***** The input
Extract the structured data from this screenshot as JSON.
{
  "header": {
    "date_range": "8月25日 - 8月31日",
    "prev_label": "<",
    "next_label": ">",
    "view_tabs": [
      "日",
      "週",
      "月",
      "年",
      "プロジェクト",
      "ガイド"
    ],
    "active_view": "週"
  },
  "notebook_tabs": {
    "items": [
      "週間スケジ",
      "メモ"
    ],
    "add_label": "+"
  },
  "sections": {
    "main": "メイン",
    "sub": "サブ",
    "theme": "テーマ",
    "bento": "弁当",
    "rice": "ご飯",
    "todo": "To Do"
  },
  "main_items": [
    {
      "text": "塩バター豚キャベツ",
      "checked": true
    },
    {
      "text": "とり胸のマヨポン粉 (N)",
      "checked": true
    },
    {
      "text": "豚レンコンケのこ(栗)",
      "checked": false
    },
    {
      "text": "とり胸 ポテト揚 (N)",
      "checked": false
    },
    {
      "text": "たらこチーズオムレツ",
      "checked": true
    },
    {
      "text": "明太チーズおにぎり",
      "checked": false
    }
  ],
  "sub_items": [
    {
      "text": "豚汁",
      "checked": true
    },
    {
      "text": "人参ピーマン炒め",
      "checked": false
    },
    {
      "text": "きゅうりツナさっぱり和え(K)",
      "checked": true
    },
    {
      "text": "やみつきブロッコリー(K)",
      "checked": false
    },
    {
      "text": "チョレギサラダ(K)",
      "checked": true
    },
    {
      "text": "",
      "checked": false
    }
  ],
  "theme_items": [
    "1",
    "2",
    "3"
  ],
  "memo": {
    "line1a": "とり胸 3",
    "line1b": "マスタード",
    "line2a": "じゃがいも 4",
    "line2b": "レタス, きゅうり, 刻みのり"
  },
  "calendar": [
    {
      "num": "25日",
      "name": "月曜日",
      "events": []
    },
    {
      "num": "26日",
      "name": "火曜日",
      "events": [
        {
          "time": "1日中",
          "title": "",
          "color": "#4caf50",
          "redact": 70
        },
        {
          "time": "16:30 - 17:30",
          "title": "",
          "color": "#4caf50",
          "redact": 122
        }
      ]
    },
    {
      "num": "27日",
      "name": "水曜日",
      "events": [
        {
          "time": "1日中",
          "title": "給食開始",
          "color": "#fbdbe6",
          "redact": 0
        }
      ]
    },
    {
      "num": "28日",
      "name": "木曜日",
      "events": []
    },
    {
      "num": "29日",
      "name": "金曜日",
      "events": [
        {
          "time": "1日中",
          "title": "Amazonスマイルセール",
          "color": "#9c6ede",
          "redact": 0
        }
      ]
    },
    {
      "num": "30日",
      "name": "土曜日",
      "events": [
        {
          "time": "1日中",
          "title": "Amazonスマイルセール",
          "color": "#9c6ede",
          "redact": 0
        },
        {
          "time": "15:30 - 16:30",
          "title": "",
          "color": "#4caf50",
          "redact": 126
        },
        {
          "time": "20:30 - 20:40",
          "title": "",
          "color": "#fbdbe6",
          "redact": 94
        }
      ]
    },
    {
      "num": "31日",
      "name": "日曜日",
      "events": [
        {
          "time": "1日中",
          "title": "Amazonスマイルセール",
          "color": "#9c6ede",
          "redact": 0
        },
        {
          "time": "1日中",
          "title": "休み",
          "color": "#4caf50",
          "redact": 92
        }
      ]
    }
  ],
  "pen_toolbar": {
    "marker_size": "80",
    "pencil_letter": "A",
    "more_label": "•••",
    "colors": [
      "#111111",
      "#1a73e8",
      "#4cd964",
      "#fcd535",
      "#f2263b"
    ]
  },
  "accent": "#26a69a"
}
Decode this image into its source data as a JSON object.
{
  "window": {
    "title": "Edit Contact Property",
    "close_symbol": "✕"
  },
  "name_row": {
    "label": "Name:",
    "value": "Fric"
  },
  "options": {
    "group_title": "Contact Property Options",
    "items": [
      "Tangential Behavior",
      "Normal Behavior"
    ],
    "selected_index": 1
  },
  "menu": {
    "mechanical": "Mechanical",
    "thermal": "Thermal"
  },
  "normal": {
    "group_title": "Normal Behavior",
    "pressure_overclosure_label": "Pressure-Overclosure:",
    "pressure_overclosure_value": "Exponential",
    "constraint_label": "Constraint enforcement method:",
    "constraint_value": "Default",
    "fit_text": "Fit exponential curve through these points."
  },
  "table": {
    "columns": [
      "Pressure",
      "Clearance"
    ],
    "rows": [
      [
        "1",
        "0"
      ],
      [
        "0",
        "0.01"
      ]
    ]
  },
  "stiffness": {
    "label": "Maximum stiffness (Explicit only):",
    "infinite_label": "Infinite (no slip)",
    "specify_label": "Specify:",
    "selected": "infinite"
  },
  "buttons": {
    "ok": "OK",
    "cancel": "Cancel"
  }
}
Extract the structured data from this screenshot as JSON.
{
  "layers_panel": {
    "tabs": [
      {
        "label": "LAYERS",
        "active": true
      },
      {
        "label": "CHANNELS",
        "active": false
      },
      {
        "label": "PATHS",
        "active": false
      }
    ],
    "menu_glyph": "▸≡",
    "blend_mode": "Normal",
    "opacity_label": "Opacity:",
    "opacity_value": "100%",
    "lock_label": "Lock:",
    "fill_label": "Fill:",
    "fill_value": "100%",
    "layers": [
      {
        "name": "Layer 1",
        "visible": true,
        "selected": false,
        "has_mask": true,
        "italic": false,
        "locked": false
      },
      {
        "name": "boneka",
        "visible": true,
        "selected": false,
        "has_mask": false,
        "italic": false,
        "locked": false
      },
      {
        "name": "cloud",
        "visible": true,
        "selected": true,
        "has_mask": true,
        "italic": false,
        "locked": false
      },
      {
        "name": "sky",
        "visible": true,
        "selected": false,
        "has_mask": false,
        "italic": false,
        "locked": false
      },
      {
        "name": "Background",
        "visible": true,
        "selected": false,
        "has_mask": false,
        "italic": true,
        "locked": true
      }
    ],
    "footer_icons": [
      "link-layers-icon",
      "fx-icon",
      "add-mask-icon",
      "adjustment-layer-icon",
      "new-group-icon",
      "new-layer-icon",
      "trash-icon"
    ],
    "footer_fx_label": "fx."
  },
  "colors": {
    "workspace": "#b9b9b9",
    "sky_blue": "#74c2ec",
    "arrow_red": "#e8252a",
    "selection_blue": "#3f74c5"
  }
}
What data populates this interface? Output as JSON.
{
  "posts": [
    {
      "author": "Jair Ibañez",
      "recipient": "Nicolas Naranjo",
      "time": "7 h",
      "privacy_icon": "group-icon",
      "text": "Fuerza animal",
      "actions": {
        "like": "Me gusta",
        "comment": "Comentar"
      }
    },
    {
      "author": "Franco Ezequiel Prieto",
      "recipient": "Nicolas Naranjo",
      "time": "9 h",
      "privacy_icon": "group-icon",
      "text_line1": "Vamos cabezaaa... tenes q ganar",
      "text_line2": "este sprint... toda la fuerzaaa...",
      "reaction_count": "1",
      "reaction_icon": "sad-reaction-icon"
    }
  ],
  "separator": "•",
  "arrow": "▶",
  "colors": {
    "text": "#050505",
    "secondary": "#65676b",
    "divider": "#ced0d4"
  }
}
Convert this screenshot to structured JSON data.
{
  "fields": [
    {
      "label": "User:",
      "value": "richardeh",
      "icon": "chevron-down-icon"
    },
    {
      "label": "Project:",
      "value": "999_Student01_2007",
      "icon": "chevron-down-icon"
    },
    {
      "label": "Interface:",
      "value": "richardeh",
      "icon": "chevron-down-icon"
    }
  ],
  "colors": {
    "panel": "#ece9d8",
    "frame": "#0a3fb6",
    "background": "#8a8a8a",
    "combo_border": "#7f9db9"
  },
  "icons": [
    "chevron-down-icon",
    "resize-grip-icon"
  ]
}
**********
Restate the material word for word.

Extract the structured data from this screenshot as JSON.
{
  "header": {
    "date_range": "8月25日 - 8月31日",
    "prev_label": "<",
    "next_label": ">",
    "view_tabs": [
      "日",
      "週",
      "月",
      "年",
      "プロジェクト",
      "ガイド"
    ],
    "active_view": "週"
  },
  "notebook_tabs": {
    "items": [
      "週間スケジ",
      "メモ"
    ],
    "add_label": "+"
  },
  "sections": {
    "main": "メイン",
    "sub": "サブ",
    "theme": "テーマ",
    "bento": "弁当",
    "rice": "ご飯",
    "todo": "To Do"
  },
  "main_items": [
    {
      "text": "塩バター豚キャベツ",
      "checked": true
    },
    {
      "text": "とり胸のマヨポン粉 (N)",
      "checked": true
    },
    {
      "text": "豚レンコンケのこ(栗)",
      "checked": false
    },
    {
      "text": "とり胸 ポテト揚 (N)",
      "checked": false
    },
    {
      "text": "たらこチーズオムレツ",
      "checked": true
    },
    {
      "text": "明太チーズおにぎり",
      "checked": false
    }
  ],
  "sub_items": [
    {
      "text": "豚汁",
      "checked": true
    },
    {
      "text": "人参ピーマン炒め",
      "checked": false
    },
    {
      "text": "きゅうりツナさっぱり和え(K)",
      "checked": true
    },
    {
      "text": "やみつきブロッコリー(K)",
      "checked": false
    },
    {
      "text": "チョレギサラダ(K)",
      "checked": true
    },
    {
      "text": "",
      "checked": false
    }
  ],
  "theme_items": [
    "1",
    "2",
    "3"
  ],
  "memo": {
    "line1a": "とり胸 3",
    "line1b": "マスタード",
    "line2a": "じゃがいも 4",
    "line2b": "レタス, きゅうり, 刻みのり"
  },
  "calendar": [
    {
      "num": "25日",
      "name": "月曜日",
      "events": []
    },
    {
      "num": "26日",
      "name": "火曜日",
      "events": [
        {
          "time": "1日中",
          "title": "",
          "color": "#4caf50",
          "redact": 70
        },
        {
          "time": "16:30 - 17:30",
          "title": "",
          "color": "#4caf50",
          "redact": 122
        }
      ]
    },
    {
      "num": "27日",
      "name": "水曜日",
      "events": [
        {
          "time": "1日中",
          "title": "給食開始",
          "color": "#fbdbe6",
          "redact": 0
        }
      ]
    },
    {
      "num": "28日",
      "name": "木曜日",
      "events": []
    },
    {
      "num": "29日",
      "name": "金曜日",
      "events": [
        {
          "time": "1日中",
          "title": "Amazonスマイルセール",
          "color": "#9c6ede",
          "redact": 0
        }
      ]
    },
    {
      "num": "30日",
      "name": "土曜日",
      "events": [
        {
          "time": "1日中",
          "title": "Amazonスマイルセール",
          "color": "#9c6ede",
          "redact": 0
        },
        {
          "time": "15:30 - 16:30",
          "title": "",
          "color": "#4caf50",
          "redact": 126
        },
        {
          "time": "20:30 - 20:40",
          "title": "",
          "color": "#fbdbe6",
          "redact": 94
        }
      ]
    },
    {
      "num": "31日",
      "name": "日曜日",
      "events": [
        {
          "time": "1日中",
          "title": "Amazonスマイルセール",
          "color": "#9c6ede",
          "redact": 0
        },
        {
          "time": "1日中",
          "title": "休み",
          "color": "#4caf50",
          "redact": 92
        }
      ]
    }
  ],
  "pen_toolbar": {
    "marker_size": "80",
    "pencil_letter": "A",
    "more_label": "•••",
    "colors": [
      "#111111",
      "#1a73e8",
      "#4cd964",
      "#fcd535",
      "#f2263b"
    ]
  },
  "accent": "#26a69a"
}
Decode this image into its source data as a JSON object.
{
  "window": {
    "title": "Edit Contact Property",
    "close_symbol": "✕"
  },
  "name_row": {
    "label": "Name:",
    "value": "Fric"
  },
  "options": {
    "group_title": "Contact Property Options",
    "items": [
      "Tangential Behavior",
      "Normal Behavior"
    ],
    "selected_index": 1
  },
  "menu": {
    "mechanical": "Mechanical",
    "thermal": "Thermal"
  },
  "normal": {
    "group_title": "Normal Behavior",
    "pressure_overclosure_label": "Pressure-Overclosure:",
    "pressure_overclosure_value": "Exponential",
    "constraint_label": "Constraint enforcement method:",
    "constraint_value": "Default",
    "fit_text": "Fit exponential curve through these points."
  },
  "table": {
    "columns": [
      "Pressure",
      "Clearance"
    ],
    "rows": [
      [
        "1",
        "0"
      ],
      [
        "0",
        "0.01"
      ]
    ]
  },
  "stiffness": {
    "label": "Maximum stiffness (Explicit only):",
    "infinite_label": "Infinite (no slip)",
    "specify_label": "Specify:",
    "selected": "infinite"
  },
  "buttons": {
    "ok": "OK",
    "cancel": "Cancel"
  }
}
Extract the structured data from this screenshot as JSON.
{
  "layers_panel": {
    "tabs": [
      {
        "label": "LAYERS",
        "active": true
      },
      {
        "label": "CHANNELS",
        "active": false
      },
      {
        "label": "PATHS",
        "active": false
      }
    ],
    "menu_glyph": "▸≡",
    "blend_mode": "Normal",
    "opacity_label": "Opacity:",
    "opacity_value": "100%",
    "lock_label": "Lock:",
    "fill_label": "Fill:",
    "fill_value": "100%",
    "layers": [
      {
        "name": "Layer 1",
        "visible": true,
        "selected": false,
        "has_mask": true,
        "italic": false,
        "locked": false
      },
      {
        "name": "boneka",
        "visible": true,
        "selected": false,
        "has_mask": false,
        "italic": false,
        "locked": false
      },
      {
        "name": "cloud",
        "visible": true,
        "selected": true,
        "has_mask": true,
        "italic": false,
        "locked": false
      },
      {
        "name": "sky",
        "visible": true,
        "selected": false,
        "has_mask": false,
        "italic": false,
        "locked": false
      },
      {
        "name": "Background",
        "visible": true,
        "selected": false,
        "has_mask": false,
        "italic": true,
        "locked": true
      }
    ],
    "footer_icons": [
      "link-layers-icon",
      "fx-icon",
      "add-mask-icon",
      "adjustment-layer-icon",
      "new-group-icon",
      "new-layer-icon",
      "trash-icon"
    ],
    "footer_fx_label": "fx."
  },
  "colors": {
    "workspace": "#b9b9b9",
    "sky_blue": "#74c2ec",
    "arrow_red": "#e8252a",
    "selection_blue": "#3f74c5"
  }
}
What data populates this interface? Output as JSON.
{
  "posts": [
    {
      "author": "Jair Ibañez",
      "recipient": "Nicolas Naranjo",
      "time": "7 h",
      "privacy_icon": "group-icon",
      "text": "Fuerza animal",
      "actions": {
        "like": "Me gusta",
        "comment": "Comentar"
      }
    },
    {
      "author": "Franco Ezequiel Prieto",
      "recipient": "Nicolas Naranjo",
      "time": "9 h",
      "privacy_icon": "group-icon",
      "text_line1": "Vamos cabezaaa... tenes q ganar",
      "text_line2": "este sprint... toda la fuerzaaa...",
      "reaction_count": "1",
      "reaction_icon": "sad-reaction-icon"
    }
  ],
  "separator": "•",
  "arrow": "▶",
  "colors": {
    "text": "#050505",
    "secondary": "#65676b",
    "divider": "#ced0d4"
  }
}
Convert this screenshot to structured JSON data.
{
  "fields": [
    {
      "label": "User:",
      "value": "richardeh",
      "icon": "chevron-down-icon"
    },
    {
      "label": "Project:",
      "value": "999_Student01_2007",
      "icon": "chevron-down-icon"
    },
    {
      "label": "Interface:",
      "value": "richardeh",
      "icon": "chevron-down-icon"
    }
  ],
  "colors": {
    "panel": "#ece9d8",
    "frame": "#0a3fb6",
    "background": "#8a8a8a",
    "combo_border": "#7f9db9"
  },
  "icons": [
    "chevron-down-icon",
    "resize-grip-icon"
  ]
}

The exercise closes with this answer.